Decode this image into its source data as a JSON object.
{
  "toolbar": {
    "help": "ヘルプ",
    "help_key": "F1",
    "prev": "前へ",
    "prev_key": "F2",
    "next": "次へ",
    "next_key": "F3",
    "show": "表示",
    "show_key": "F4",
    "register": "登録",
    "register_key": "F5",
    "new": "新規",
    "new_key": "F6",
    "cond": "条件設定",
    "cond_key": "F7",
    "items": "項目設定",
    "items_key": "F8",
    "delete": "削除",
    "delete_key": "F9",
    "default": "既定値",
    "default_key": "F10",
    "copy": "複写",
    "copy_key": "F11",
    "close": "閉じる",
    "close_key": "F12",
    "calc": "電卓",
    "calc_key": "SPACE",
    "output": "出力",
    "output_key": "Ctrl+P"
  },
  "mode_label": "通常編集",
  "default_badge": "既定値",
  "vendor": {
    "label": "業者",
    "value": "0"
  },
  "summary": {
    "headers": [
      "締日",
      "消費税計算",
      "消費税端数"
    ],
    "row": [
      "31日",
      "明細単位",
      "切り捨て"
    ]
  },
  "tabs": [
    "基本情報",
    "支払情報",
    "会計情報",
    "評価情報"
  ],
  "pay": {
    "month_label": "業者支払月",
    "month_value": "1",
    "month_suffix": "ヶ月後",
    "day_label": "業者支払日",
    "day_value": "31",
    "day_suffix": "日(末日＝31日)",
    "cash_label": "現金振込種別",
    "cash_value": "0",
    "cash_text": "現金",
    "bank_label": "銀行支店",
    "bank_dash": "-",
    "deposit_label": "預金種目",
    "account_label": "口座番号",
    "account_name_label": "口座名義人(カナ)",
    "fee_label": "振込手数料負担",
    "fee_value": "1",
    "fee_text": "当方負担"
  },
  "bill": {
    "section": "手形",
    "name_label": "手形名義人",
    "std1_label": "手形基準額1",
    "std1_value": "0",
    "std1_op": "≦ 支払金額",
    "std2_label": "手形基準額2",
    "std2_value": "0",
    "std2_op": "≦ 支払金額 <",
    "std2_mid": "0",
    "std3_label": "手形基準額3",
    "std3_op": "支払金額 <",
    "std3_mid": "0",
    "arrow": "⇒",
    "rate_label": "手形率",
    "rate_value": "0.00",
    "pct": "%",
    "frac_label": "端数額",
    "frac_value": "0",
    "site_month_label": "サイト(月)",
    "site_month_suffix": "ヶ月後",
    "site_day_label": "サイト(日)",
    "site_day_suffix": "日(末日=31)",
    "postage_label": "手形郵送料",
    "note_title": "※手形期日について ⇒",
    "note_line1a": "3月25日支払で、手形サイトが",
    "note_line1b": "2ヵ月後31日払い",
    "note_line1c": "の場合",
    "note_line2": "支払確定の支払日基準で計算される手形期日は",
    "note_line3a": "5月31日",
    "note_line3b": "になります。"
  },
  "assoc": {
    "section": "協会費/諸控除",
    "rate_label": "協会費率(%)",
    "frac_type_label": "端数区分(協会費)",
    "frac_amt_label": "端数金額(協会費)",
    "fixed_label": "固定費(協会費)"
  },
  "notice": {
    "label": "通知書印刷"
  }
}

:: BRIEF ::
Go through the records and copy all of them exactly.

:: WRITTEN ANSWER ::
Decode this image into its source data as a JSON object.
{
  "toolbar": {
    "help": "ヘルプ",
    "help_key": "F1",
    "prev": "前へ",
    "prev_key": "F2",
    "next": "次へ",
    "next_key": "F3",
    "show": "表示",
    "show_key": "F4",
    "register": "登録",
    "register_key": "F5",
    "new": "新規",
    "new_key": "F6",
    "cond": "条件設定",
    "cond_key": "F7",
    "items": "項目設定",
    "items_key": "F8",
    "delete": "削除",
    "delete_key": "F9",
    "default": "既定値",
    "default_key": "F10",
    "copy": "複写",
    "copy_key": "F11",
    "close": "閉じる",
    "close_key": "F12",
    "calc": "電卓",
    "calc_key": "SPACE",
    "output": "出力",
    "output_key": "Ctrl+P"
  },
  "mode_label": "通常編集",
  "default_badge": "既定値",
  "vendor": {
    "label": "業者",
    "value": "0"
  },
  "summary": {
    "headers": [
      "締日",
      "消費税計算",
      "消費税端数"
    ],
    "row": [
      "31日",
      "明細単位",
      "切り捨て"
    ]
  },
  "tabs": [
    "基本情報",
    "支払情報",
    "会計情報",
    "評価情報"
  ],
  "pay": {
    "month_label": "業者支払月",
    "month_value": "1",
    "month_suffix": "ヶ月後",
    "day_label": "業者支払日",
    "day_value": "31",
    "day_suffix": "日(末日＝31日)",
    "cash_label": "現金振込種別",
    "cash_value": "0",
    "cash_text": "現金",
    "bank_label": "銀行支店",
    "bank_dash": "-",
    "deposit_label": "預金種目",
    "account_label": "口座番号",
    "account_name_label": "口座名義人(カナ)",
    "fee_label": "振込手数料負担",
    "fee_value": "1",
    "fee_text": "当方負担"
  },
  "bill": {
    "section": "手形",
    "name_label": "手形名義人",
    "std1_label": "手形基準額1",
    "std1_value": "0",
    "std1_op": "≦ 支払金額",
    "std2_label": "手形基準額2",
    "std2_value": "0",
    "std2_op": "≦ 支払金額 <",
    "std2_mid": "0",
    "std3_label": "手形基準額3",
    "std3_op": "支払金額 <",
    "std3_mid": "0",
    "arrow": "⇒",
    "rate_label": "手形率",
    "rate_value": "0.00",
    "pct": "%",
    "frac_label": "端数額",
    "frac_value": "0",
    "site_month_label": "サイト(月)",
    "site_month_suffix": "ヶ月後",
    "site_day_label": "サイト(日)",
    "site_day_suffix": "日(末日=31)",
    "postage_label": "手形郵送料",
    "note_title": "※手形期日について ⇒",
    "note_line1a": "3月25日支払で、手形サイトが",
    "note_line1b": "2ヵ月後31日払い",
    "note_line1c": "の場合",
    "note_line2": "支払確定の支払日基準で計算される手形期日は",
    "note_line3a": "5月31日",
    "note_line3b": "になります。"
  },
  "assoc": {
    "section": "協会費/諸控除",
    "rate_label": "協会費率(%)",
    "frac_type_label": "端数区分(協会費)",
    "frac_amt_label": "端数金額(協会費)",
    "fixed_label": "固定費(協会費)"
  },
  "notice": {
    "label": "通知書印刷"
  }
}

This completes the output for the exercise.